20 Feet From Stardom (2013), Morgan Neville
This film follows the personal history of backup singers and stars Darlene Love, Judith Hill, Merry Clayton, Lisa Fischer, Táta Vega, and Jo Lawry, and the world just beyond the spotlight in which they live their lives.
How to Grow a Band (2011), Mark Meatto
Filmed over a two-year period, Meatto’s documentary tells the story of how ex-Nickel Creek member Chris Thile worked his way through a divorce and made a creative leap by forming the high-regarded folk quintet, The Punch Brothers.
AKA Doc Pomus (2012), William Hechter, Peter Miller
Doc Pomus, paralyzed with polio as a child in 1920s Brooklyn, reinvented himself as a songwriter later in life, creating some of the greatest hits of the early rock and roll era.

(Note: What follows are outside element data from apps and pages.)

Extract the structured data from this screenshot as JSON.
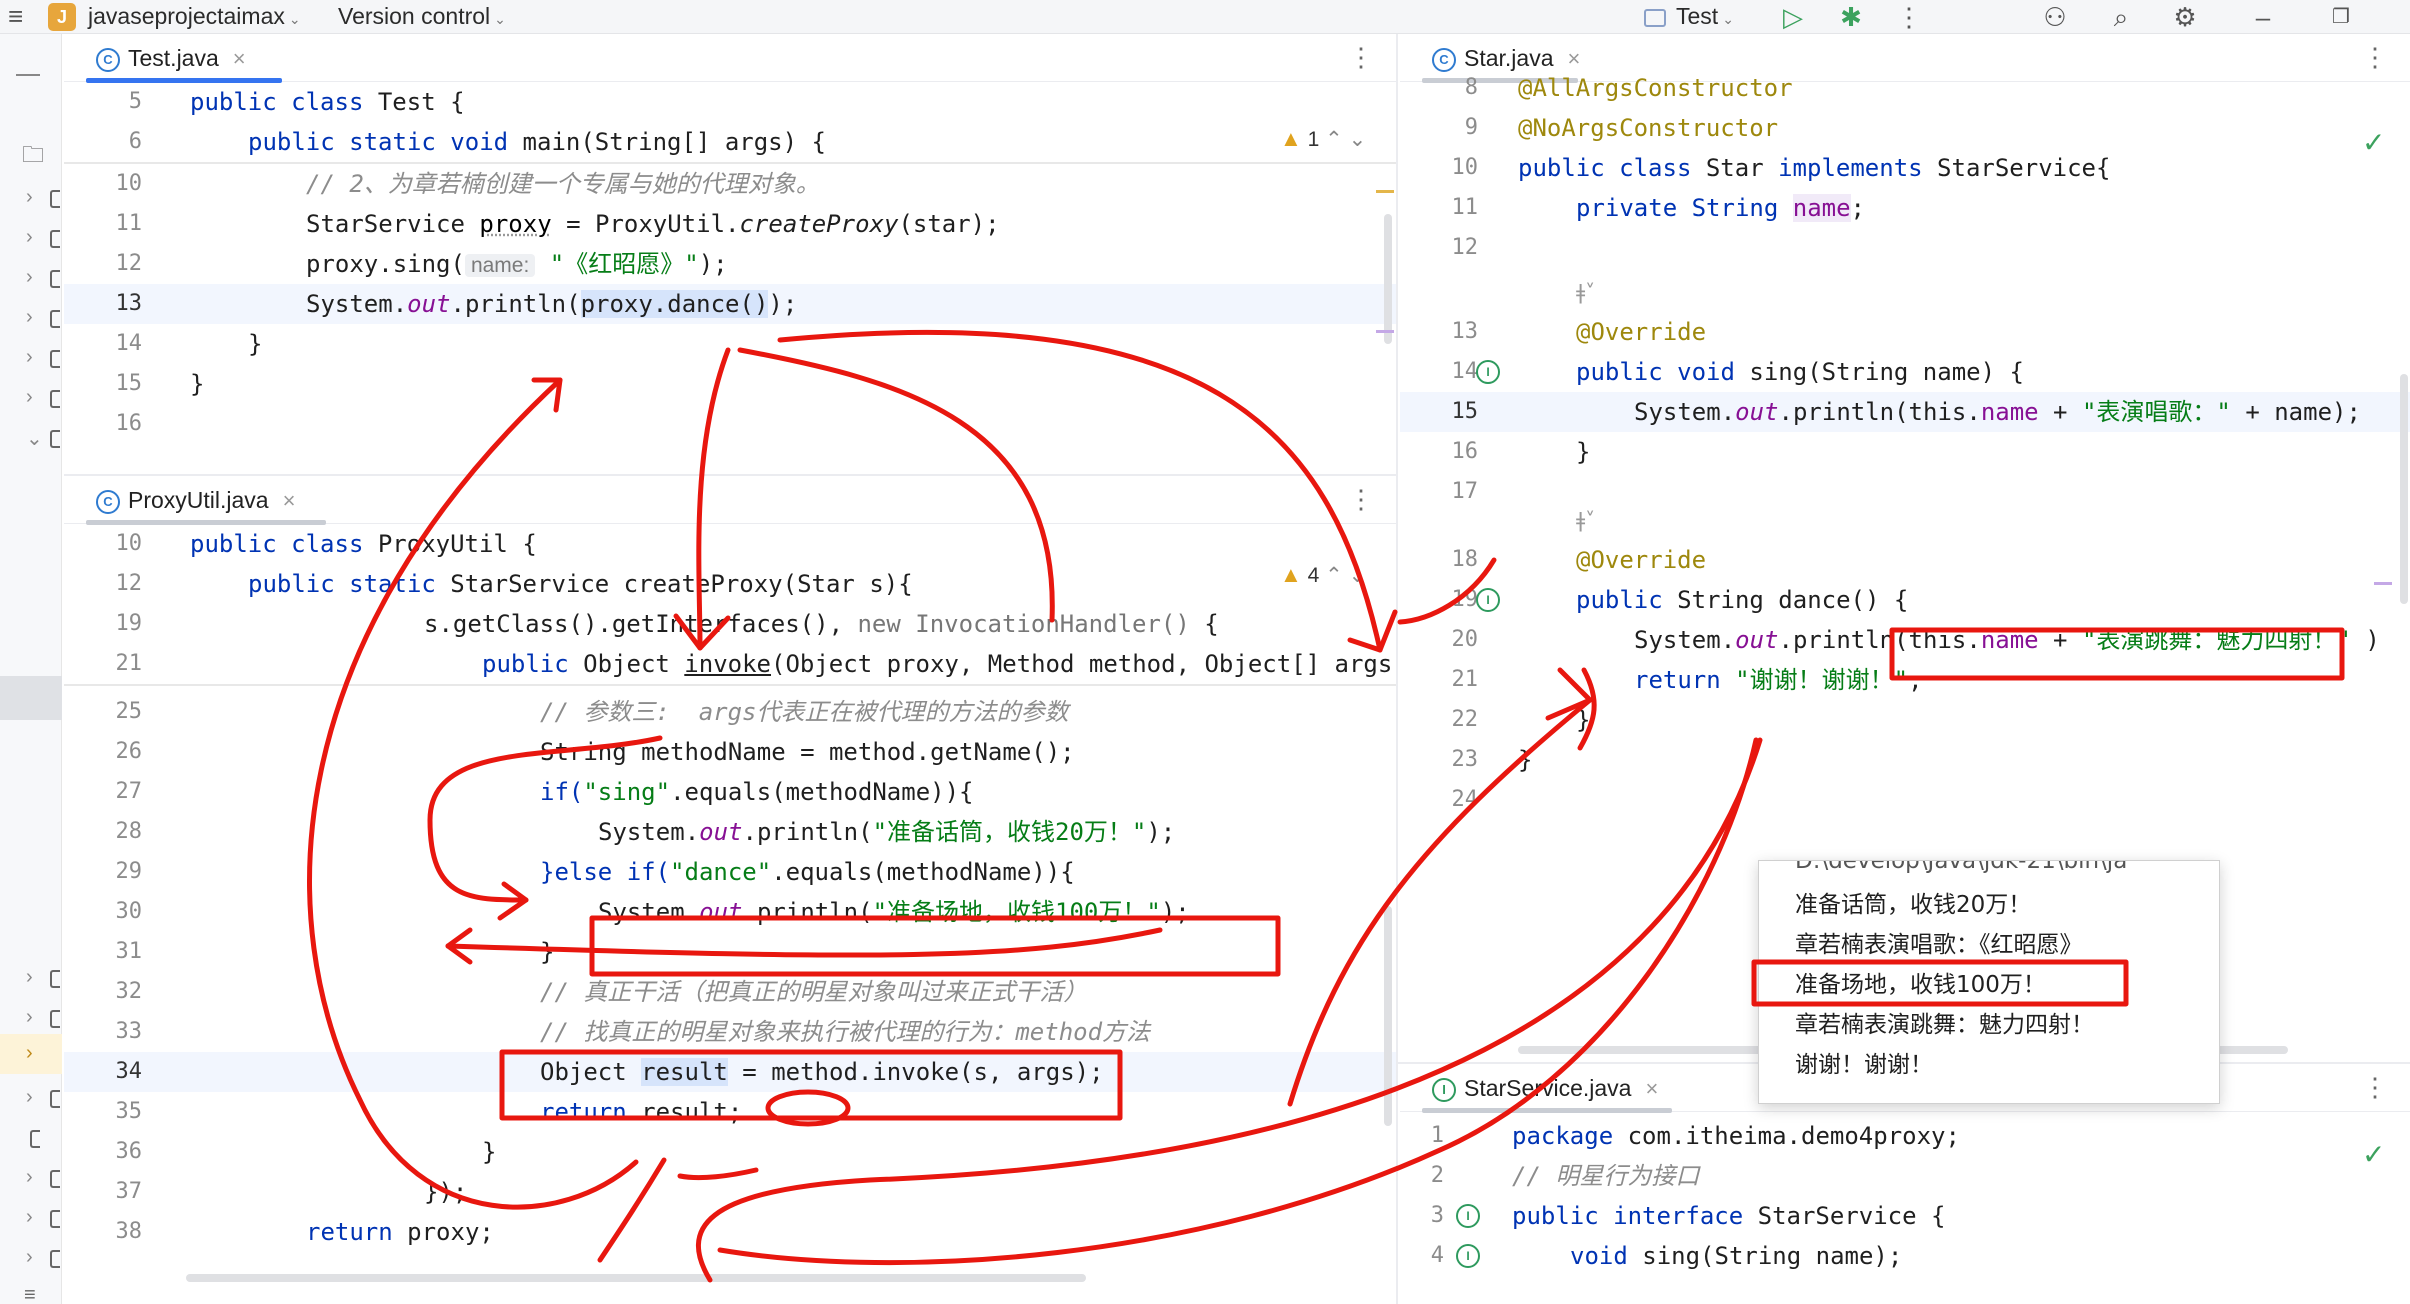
{
  "titlebar": {
    "project_letter": "J",
    "project_name": "javaseprojectaimax",
    "vcs_label": "Version control",
    "run_config": "Test"
  },
  "editors": {
    "test": {
      "tab": "Test.java",
      "warnings": "1",
      "lines": [
        {
          "n": "5",
          "t": "public class Test {"
        },
        {
          "n": "6",
          "t": "public static void main(String[] args) {"
        },
        {
          "n": "10",
          "t": "// 2、为章若楠创建一个专属与她的代理对象。"
        },
        {
          "n": "11",
          "t_pre": "StarService ",
          "var": "proxy",
          "t_mid": " = ProxyUtil.",
          "call": "createProxy",
          "t_post": "(star);"
        },
        {
          "n": "12",
          "t_pre": "proxy.sing(",
          "hint": "name:",
          "str": "\"《红昭愿》\"",
          "t_post": ");"
        },
        {
          "n": "13",
          "t_pre": "System.",
          "out": "out",
          "t_mid": ".println(",
          "hl": "proxy.dance()",
          "t_post": ");"
        },
        {
          "n": "14",
          "t": "}"
        },
        {
          "n": "15",
          "t": "}"
        },
        {
          "n": "16",
          "t": ""
        }
      ]
    },
    "proxyutil": {
      "tab": "ProxyUtil.java",
      "warnings": "4",
      "lines": [
        {
          "n": "10",
          "t": "public class ProxyUtil {"
        },
        {
          "n": "12",
          "t": "public static StarService createProxy(Star s){"
        },
        {
          "n": "19",
          "t": "s.getClass().getInterfaces(), new InvocationHandler() {"
        },
        {
          "n": "21",
          "t": "public Object invoke(Object proxy, Method method, Object[] args"
        },
        {
          "n": "25",
          "t": "// 参数三:  args代表正在被代理的方法的参数"
        },
        {
          "n": "26",
          "t": "String methodName = method.getName();"
        },
        {
          "n": "27",
          "t_pre": "if(",
          "str": "\"sing\"",
          "t_post": ".equals(methodName)){"
        },
        {
          "n": "28",
          "t_pre": "System.",
          "out": "out",
          "t_mid": ".println(",
          "str": "\"准备话筒，收钱20万！\"",
          "t_post": ");"
        },
        {
          "n": "29",
          "t_pre": "}else if(",
          "str": "\"dance\"",
          "t_post": ".equals(methodName)){"
        },
        {
          "n": "30",
          "t_pre": "System.",
          "out": "out",
          "t_mid": ".println(",
          "str": "\"准备场地，收钱100万！\"",
          "t_post": ");"
        },
        {
          "n": "31",
          "t": "}"
        },
        {
          "n": "32",
          "t": "// 真正干活（把真正的明星对象叫过来正式干活）"
        },
        {
          "n": "33",
          "t": "// 找真正的明星对象来执行被代理的行为：method方法"
        },
        {
          "n": "34",
          "t_pre": "Object ",
          "var": "result",
          "t_post": " = method.invoke(s, args);"
        },
        {
          "n": "35",
          "t": "return result;"
        },
        {
          "n": "36",
          "t": "}"
        },
        {
          "n": "37",
          "t": "});"
        },
        {
          "n": "38",
          "t": "return proxy;"
        }
      ]
    },
    "star": {
      "tab": "Star.java",
      "lines": [
        {
          "n": "8",
          "t": "@AllArgsConstructor"
        },
        {
          "n": "9",
          "t": "@NoArgsConstructor"
        },
        {
          "n": "10",
          "t": "public class Star implements StarService{"
        },
        {
          "n": "11",
          "t_pre": "private String ",
          "fld": "name",
          "t_post": ";"
        },
        {
          "n": "12",
          "t": ""
        },
        {
          "n": "",
          "t": "ǂ˅"
        },
        {
          "n": "13",
          "t": "@Override"
        },
        {
          "n": "14",
          "t": "public void sing(String name) {"
        },
        {
          "n": "15",
          "t_pre": "System.",
          "out": "out",
          "t_mid": ".println(this.",
          "fld": "name",
          "str": "\"表演唱歌：\"",
          "t_post": " + name);"
        },
        {
          "n": "16",
          "t": "}"
        },
        {
          "n": "17",
          "t": ""
        },
        {
          "n": "",
          "t": "ǂ˅"
        },
        {
          "n": "18",
          "t": "@Override"
        },
        {
          "n": "19",
          "t": "public String dance() {"
        },
        {
          "n": "20",
          "t_pre": "System.",
          "out": "out",
          "t_mid": ".println(this.",
          "fld": "name",
          "str": "\"表演跳舞：魅力四射！\"",
          "t_post": " )"
        },
        {
          "n": "21",
          "t_pre": "return ",
          "str": "\"谢谢！谢谢！\"",
          "t_post": ";"
        },
        {
          "n": "22",
          "t": "}"
        },
        {
          "n": "23",
          "t": "}"
        },
        {
          "n": "24",
          "t": ""
        }
      ]
    },
    "starservice": {
      "tab": "StarService.java",
      "lines": [
        {
          "n": "1",
          "t": "package com.itheima.demo4proxy;"
        },
        {
          "n": "2",
          "t": "// 明星行为接口"
        },
        {
          "n": "3",
          "t": "public interface StarService {"
        },
        {
          "n": "4",
          "t": "void sing(String name);"
        }
      ]
    }
  },
  "console": {
    "cut_line": "D:\\develop\\Java\\jdk-21\\bin\\ja",
    "lines": [
      "准备话筒，收钱20万！",
      "章若楠表演唱歌：《红昭愿》",
      "准备场地，收钱100万！",
      "章若楠表演跳舞：魅力四射！",
      "谢谢！谢谢！"
    ]
  },
  "colors": {
    "keyword": "#0033b3",
    "string": "#067d17",
    "annotation": "#9e880d",
    "field": "#871094",
    "comment": "#8c8c8c",
    "annotation_pen": "#e8170f",
    "accent": "#3574f0"
  }
}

The penman for such classic songs as “Save the Last Dance for Me,” “This Magic Moment,” “A Teenager in Love,” and “Viva Las Vegas,” Doc Pomus was widely unacknowledged for his contributions to the music of the 1950s and 60s and largely unknown to the public until Hechter and Miller’s documentary, AKA Doc Pomus.
And here are a few classic music documentaries that no music buff should go without seeing: Gimme Shelter, the 1970 feature chronicling the last weeks of The Rolling Stones’ 1969 US tour which culminated in the disastrous Altamont Free Concert; No Direction Home, the 2005 Martin Scorsese film examining the life and times of Bob Dylan; Stop Making Sense, the famous concert movie by Johnathan Demme featuring the Talking Heads performing live on stage in 1983.